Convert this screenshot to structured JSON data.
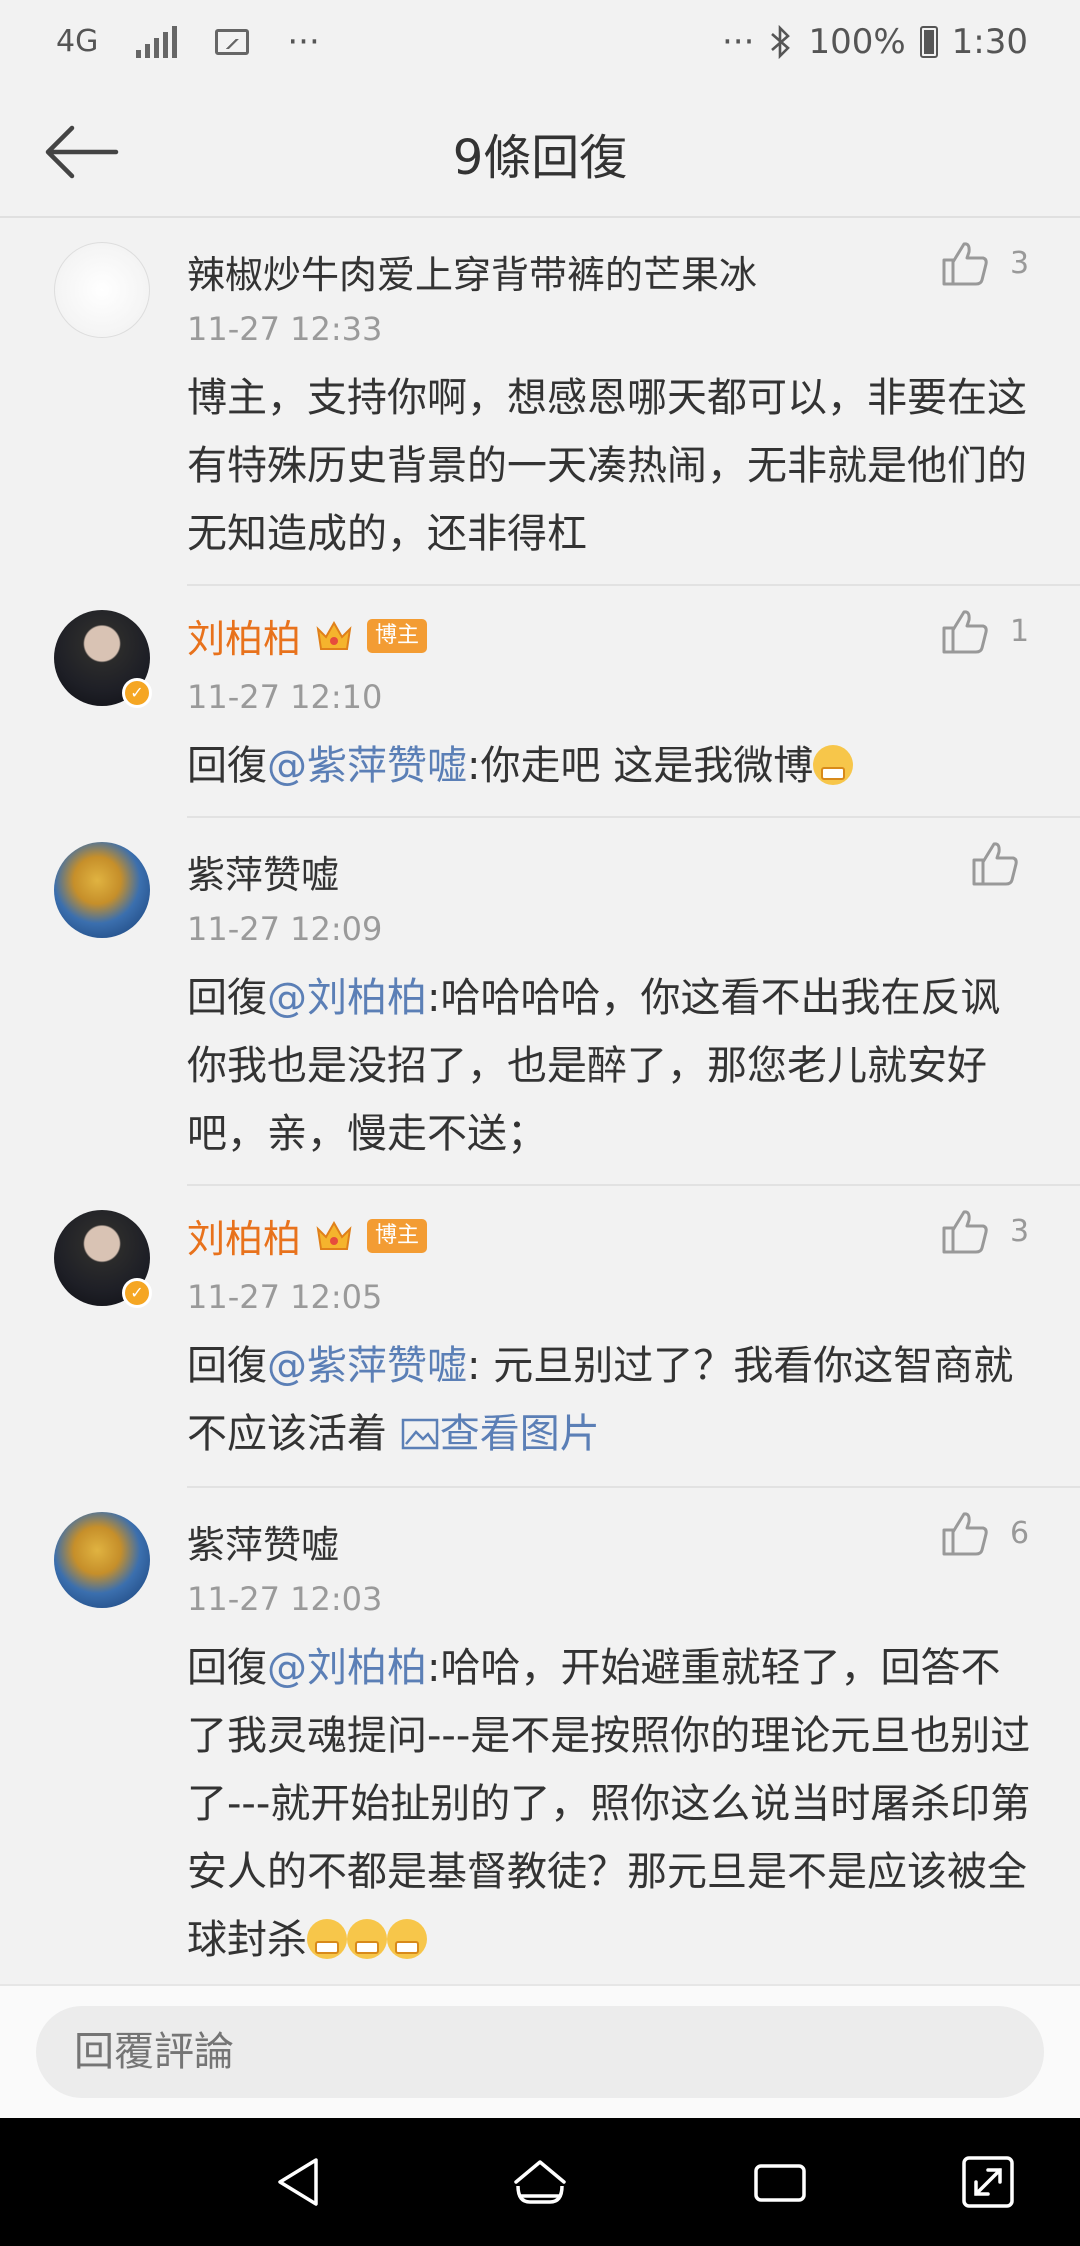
{
  "status_bar": {
    "network": "4G",
    "dots_left": "···",
    "dots_right": "···",
    "battery": "100%",
    "time": "1:30"
  },
  "header": {
    "title": "9條回復"
  },
  "comments": [
    {
      "name": "辣椒炒牛肉爱上穿背带裤的芒果冰",
      "time": "11-27 12:33",
      "likes": "3",
      "text": "博主，支持你啊，想感恩哪天都可以，非要在这有特殊历史背景的一天凑热闹，无非就是他们的无知造成的，还非得杠"
    },
    {
      "name": "刘柏柏",
      "owner_tag": "博主",
      "time": "11-27 12:10",
      "likes": "1",
      "reply_prefix": "回復",
      "mention": "@紫萍赞嘘",
      "text": ":你走吧 这是我微博"
    },
    {
      "name": "紫萍赞嘘",
      "time": "11-27 12:09",
      "likes": "",
      "reply_prefix": "回復",
      "mention": "@刘柏柏",
      "text": ":哈哈哈哈，你这看不出我在反讽你我也是没招了，也是醉了，那您老儿就安好吧，亲，慢走不送；"
    },
    {
      "name": "刘柏柏",
      "owner_tag": "博主",
      "time": "11-27 12:05",
      "likes": "3",
      "reply_prefix": "回復",
      "mention": "@紫萍赞嘘",
      "text": ": 元旦别过了？我看你这智商就不应该活着 ",
      "pic_link": "查看图片"
    },
    {
      "name": "紫萍赞嘘",
      "time": "11-27 12:03",
      "likes": "6",
      "reply_prefix": "回復",
      "mention": "@刘柏柏",
      "text": ":哈哈，开始避重就轻了，回答不了我灵魂提问---是不是按照你的理论元旦也别过了---就开始扯别的了，照你这么说当时屠杀印第安人的不都是基督教徒？那元旦是不是应该被全球封杀"
    }
  ],
  "reply_bar": {
    "placeholder": "回覆評論"
  },
  "colors": {
    "owner_name": "#e8721c",
    "mention": "#5b7fb6",
    "owner_tag_bg": "#f39c33"
  }
}
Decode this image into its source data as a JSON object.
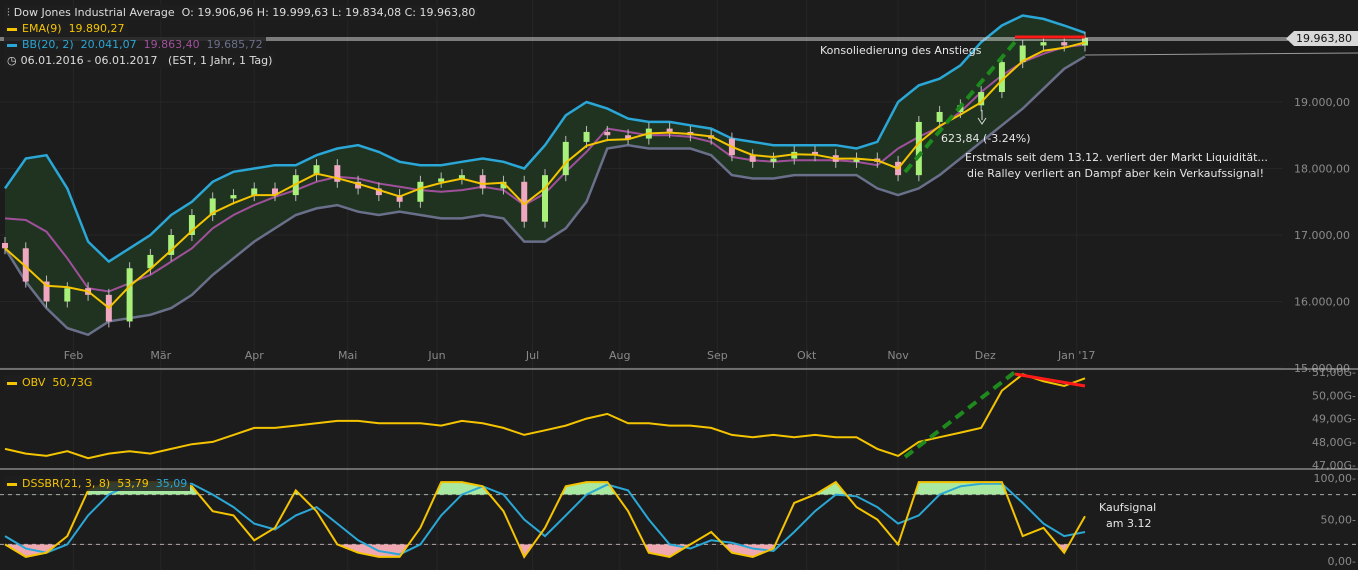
{
  "header": {
    "title": "Dow Jones Industrial Average",
    "ohlc": "O: 19.906,96  H: 19.999,63  L: 19.834,08  C: 19.963,80",
    "ema_label": "EMA(9)",
    "ema_value": "19.890,27",
    "bb_label": "BB(20, 2)",
    "bb_upper": "20.041,07",
    "bb_mid": "19.863,40",
    "bb_lower": "19.685,72",
    "range": "06.01.2016 - 06.01.2017",
    "range_info": "(EST, 1 Jahr, 1 Tag)"
  },
  "price_tag": "19.963,80",
  "obv_legend": {
    "label": "OBV",
    "value": "50,73G"
  },
  "dss_legend": {
    "label": "DSSBR(21, 3, 8)",
    "k": "53,79",
    "d": "35,09"
  },
  "annotations": {
    "consolidation": "Konsoliedierung des Anstiegs",
    "drop": "623,84 (-3.24%)",
    "note1": "Erstmals seit dem 13.12. verliert der Markt Liquidität...",
    "note2": "die Ralley verliert an Dampf aber kein Verkaufssignal!",
    "buy1": "Kaufsignal",
    "buy2": "am 3.12"
  },
  "colors": {
    "ema": "#f5c400",
    "bb_upper": "#2aa7d6",
    "bb_mid": "#a0509a",
    "bb_lower": "#6a6f8a",
    "up": "#a8f07a",
    "down": "#f0a8c0",
    "trend": "#1e8a1e",
    "resist": "#ff1a1a"
  },
  "chart_data": [
    {
      "type": "line",
      "title": "Dow Jones Industrial Average",
      "ylim": [
        15000,
        20400
      ],
      "yticks": [
        "19.000,00",
        "18.000,00",
        "17.000,00",
        "16.000,00",
        "15.000,00"
      ],
      "ytick_values": [
        19000,
        18000,
        17000,
        16000,
        15000
      ],
      "months": [
        "Feb",
        "Mär",
        "Apr",
        "Mai",
        "Jun",
        "Jul",
        "Aug",
        "Sep",
        "Okt",
        "Nov",
        "Dez",
        "Jan '17"
      ],
      "month_weeks": [
        3.3,
        7.5,
        12,
        16.5,
        20.8,
        25.4,
        29.6,
        34.3,
        38.6,
        43,
        47.2,
        51.6
      ],
      "close": [
        16800,
        16300,
        16000,
        16200,
        16100,
        15700,
        16500,
        16700,
        17000,
        17300,
        17550,
        17600,
        17700,
        17600,
        17900,
        18050,
        17800,
        17700,
        17600,
        17500,
        17800,
        17850,
        17900,
        17700,
        17800,
        17200,
        17900,
        18400,
        18550,
        18500,
        18450,
        18600,
        18550,
        18500,
        18450,
        18200,
        18100,
        18150,
        18250,
        18200,
        18100,
        18150,
        18100,
        17900,
        18700,
        18850,
        18950,
        19150,
        19600,
        19850,
        19900,
        19850,
        19963
      ],
      "bb_upper": [
        17700,
        18150,
        18200,
        17700,
        16900,
        16600,
        16800,
        17000,
        17300,
        17500,
        17800,
        17950,
        18000,
        18050,
        18050,
        18200,
        18300,
        18350,
        18250,
        18100,
        18050,
        18050,
        18100,
        18150,
        18100,
        18000,
        18350,
        18800,
        19000,
        18900,
        18750,
        18700,
        18700,
        18650,
        18600,
        18450,
        18400,
        18350,
        18350,
        18350,
        18350,
        18300,
        18400,
        19000,
        19250,
        19350,
        19550,
        19900,
        20150,
        20300,
        20250,
        20150,
        20041
      ],
      "bb_lower": [
        16800,
        16300,
        15900,
        15600,
        15500,
        15700,
        15750,
        15800,
        15900,
        16100,
        16400,
        16650,
        16900,
        17100,
        17300,
        17400,
        17450,
        17350,
        17300,
        17350,
        17300,
        17250,
        17250,
        17300,
        17250,
        16900,
        16900,
        17100,
        17500,
        18300,
        18350,
        18300,
        18300,
        18300,
        18200,
        17900,
        17850,
        17850,
        17900,
        17900,
        17900,
        17900,
        17700,
        17600,
        17700,
        17900,
        18150,
        18400,
        18650,
        18900,
        19200,
        19500,
        19685
      ]
    },
    {
      "type": "line",
      "title": "OBV",
      "ylim": [
        46.9,
        51.1
      ],
      "yticks": [
        "51,00G",
        "50,00G",
        "49,00G",
        "48,00G",
        "47,00G"
      ],
      "ytick_values": [
        51,
        50,
        49,
        48,
        47
      ],
      "values": [
        47.7,
        47.5,
        47.4,
        47.6,
        47.3,
        47.5,
        47.6,
        47.5,
        47.7,
        47.9,
        48.0,
        48.3,
        48.6,
        48.6,
        48.7,
        48.8,
        48.9,
        48.9,
        48.8,
        48.8,
        48.8,
        48.7,
        48.9,
        48.8,
        48.6,
        48.3,
        48.5,
        48.7,
        49.0,
        49.2,
        48.8,
        48.8,
        48.7,
        48.7,
        48.6,
        48.3,
        48.2,
        48.3,
        48.2,
        48.3,
        48.2,
        48.2,
        47.7,
        47.4,
        48.0,
        48.2,
        48.4,
        48.6,
        50.2,
        50.9,
        50.6,
        50.4,
        50.73
      ]
    },
    {
      "type": "line",
      "title": "DSSBR(21, 3, 8)",
      "ylim": [
        0,
        100
      ],
      "yticks": [
        "100,00",
        "50,00",
        "0,00"
      ],
      "ytick_values": [
        100,
        50,
        0
      ],
      "levels": [
        80,
        20
      ],
      "k": [
        20,
        5,
        10,
        30,
        85,
        95,
        95,
        95,
        95,
        90,
        60,
        55,
        25,
        40,
        85,
        60,
        20,
        10,
        5,
        5,
        40,
        95,
        95,
        90,
        60,
        5,
        40,
        90,
        95,
        95,
        60,
        10,
        5,
        20,
        35,
        10,
        5,
        15,
        70,
        80,
        95,
        65,
        50,
        20,
        95,
        95,
        95,
        95,
        95,
        30,
        40,
        10,
        54
      ],
      "d": [
        30,
        15,
        10,
        20,
        55,
        80,
        92,
        95,
        95,
        93,
        80,
        65,
        45,
        38,
        55,
        65,
        45,
        25,
        12,
        8,
        20,
        55,
        80,
        90,
        80,
        50,
        30,
        55,
        80,
        92,
        85,
        50,
        20,
        15,
        25,
        22,
        15,
        12,
        35,
        60,
        80,
        78,
        65,
        45,
        55,
        80,
        90,
        93,
        93,
        70,
        45,
        30,
        35
      ]
    }
  ]
}
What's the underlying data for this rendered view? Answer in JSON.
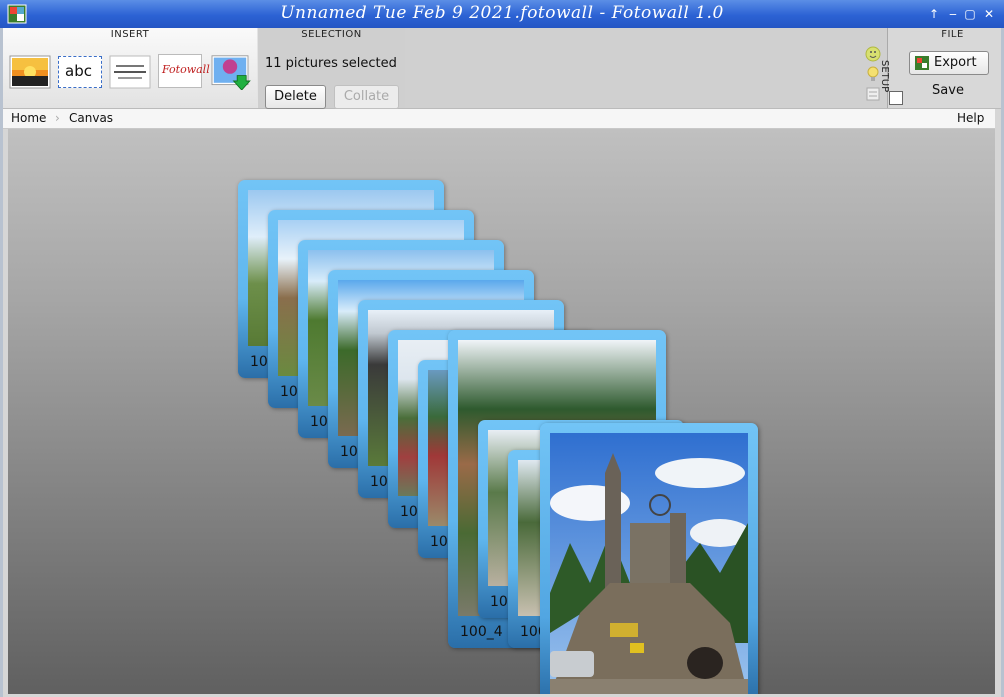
{
  "window": {
    "title": "Unnamed Tue Feb 9 2021.fotowall - Fotowall 1.0",
    "controls": [
      "↑",
      "‒",
      "▢",
      "✕"
    ]
  },
  "toolbar": {
    "insert_label": "INSERT",
    "selection_label": "SELECTION",
    "setup_label": "SETUP",
    "file_label": "FILE",
    "tools": [
      {
        "name": "add-picture-tool",
        "icon": "sunset-picture-icon"
      },
      {
        "name": "add-text-tool",
        "text": "abc"
      },
      {
        "name": "add-wordcloud-tool",
        "icon": "wordcloud-icon"
      },
      {
        "name": "add-webcam-tool",
        "text": "Fotowall"
      },
      {
        "name": "download-picture-tool",
        "icon": "balloon-download-icon"
      }
    ],
    "selection_status": "11 pictures selected",
    "delete_label": "Delete",
    "collate_label": "Collate",
    "export_label": "Export",
    "save_label": "Save"
  },
  "breadcrumb": {
    "home": "Home",
    "separator": "›",
    "current": "Canvas",
    "help": "Help"
  },
  "canvas": {
    "captions": [
      "100",
      "100",
      "100",
      "100",
      "100",
      "100",
      "100",
      "100",
      "100_4",
      "100"
    ]
  }
}
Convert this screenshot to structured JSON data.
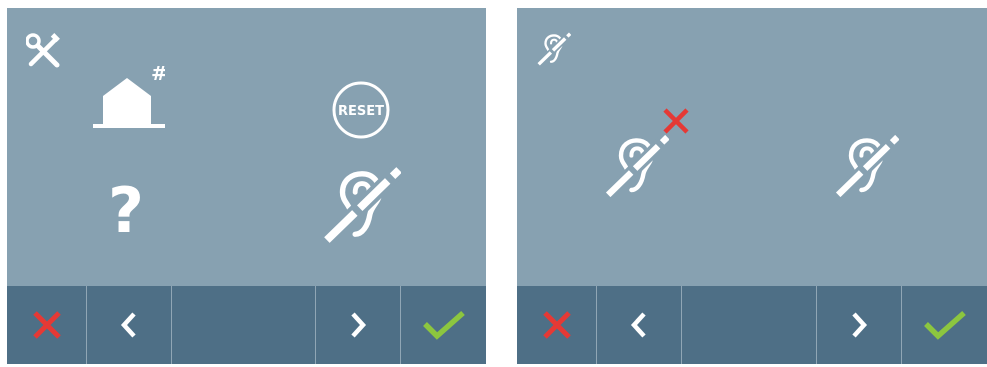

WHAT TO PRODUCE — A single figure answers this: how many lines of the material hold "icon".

RESULT FOR THIS TASK — 3